These entries are to be set down again exactly.
::::::::::
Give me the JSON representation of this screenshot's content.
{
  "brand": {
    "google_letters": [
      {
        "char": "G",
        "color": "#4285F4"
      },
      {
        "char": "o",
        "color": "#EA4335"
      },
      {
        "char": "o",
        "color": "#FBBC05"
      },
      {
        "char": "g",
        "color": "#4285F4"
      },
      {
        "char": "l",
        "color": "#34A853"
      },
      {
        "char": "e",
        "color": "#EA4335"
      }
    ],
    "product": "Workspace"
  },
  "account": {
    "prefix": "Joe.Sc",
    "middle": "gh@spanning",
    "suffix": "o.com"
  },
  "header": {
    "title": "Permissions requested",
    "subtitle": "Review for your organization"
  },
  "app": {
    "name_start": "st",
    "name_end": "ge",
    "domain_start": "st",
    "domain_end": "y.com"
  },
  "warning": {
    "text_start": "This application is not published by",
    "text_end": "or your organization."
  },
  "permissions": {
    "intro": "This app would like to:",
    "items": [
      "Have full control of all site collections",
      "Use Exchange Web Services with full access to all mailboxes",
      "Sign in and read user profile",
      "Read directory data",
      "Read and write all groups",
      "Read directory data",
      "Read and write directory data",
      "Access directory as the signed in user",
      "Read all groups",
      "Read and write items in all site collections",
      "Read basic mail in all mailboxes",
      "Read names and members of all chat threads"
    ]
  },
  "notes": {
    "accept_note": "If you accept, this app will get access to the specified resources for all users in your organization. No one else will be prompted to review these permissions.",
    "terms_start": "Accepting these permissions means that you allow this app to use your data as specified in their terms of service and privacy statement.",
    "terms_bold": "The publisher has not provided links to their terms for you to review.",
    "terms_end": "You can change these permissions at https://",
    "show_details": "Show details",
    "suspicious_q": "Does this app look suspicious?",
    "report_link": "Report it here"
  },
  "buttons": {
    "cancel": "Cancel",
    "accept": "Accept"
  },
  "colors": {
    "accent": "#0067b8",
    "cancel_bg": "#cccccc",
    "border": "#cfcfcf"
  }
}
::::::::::
Answer section
Give me the JSON representation of this screenshot's content.
{
  "brand": {
    "google_letters": [
      {
        "char": "G",
        "color": "#4285F4"
      },
      {
        "char": "o",
        "color": "#EA4335"
      },
      {
        "char": "o",
        "color": "#FBBC05"
      },
      {
        "char": "g",
        "color": "#4285F4"
      },
      {
        "char": "l",
        "color": "#34A853"
      },
      {
        "char": "e",
        "color": "#EA4335"
      }
    ],
    "product": "Workspace"
  },
  "account": {
    "prefix": "Joe.Sc",
    "middle": "gh@spanning",
    "suffix": "o.com"
  },
  "header": {
    "title": "Permissions requested",
    "subtitle": "Review for your organization"
  },
  "app": {
    "name_start": "st",
    "name_end": "ge",
    "domain_start": "st",
    "domain_end": "y.com"
  },
  "warning": {
    "text_start": "This application is not published by",
    "text_end": "or your organization."
  },
  "permissions": {
    "intro": "This app would like to:",
    "items": [
      "Have full control of all site collections",
      "Use Exchange Web Services with full access to all mailboxes",
      "Sign in and read user profile",
      "Read directory data",
      "Read and write all groups",
      "Read directory data",
      "Read and write directory data",
      "Access directory as the signed in user",
      "Read all groups",
      "Read and write items in all site collections",
      "Read basic mail in all mailboxes",
      "Read names and members of all chat threads"
    ]
  },
  "notes": {
    "accept_note": "If you accept, this app will get access to the specified resources for all users in your organization. No one else will be prompted to review these permissions.",
    "terms_start": "Accepting these permissions means that you allow this app to use your data as specified in their terms of service and privacy statement.",
    "terms_bold": "The publisher has not provided links to their terms for you to review.",
    "terms_end": "You can change these permissions at https://",
    "show_details": "Show details",
    "suspicious_q": "Does this app look suspicious?",
    "report_link": "Report it here"
  },
  "buttons": {
    "cancel": "Cancel",
    "accept": "Accept"
  },
  "colors": {
    "accent": "#0067b8",
    "cancel_bg": "#cccccc",
    "border": "#cfcfcf"
  }
}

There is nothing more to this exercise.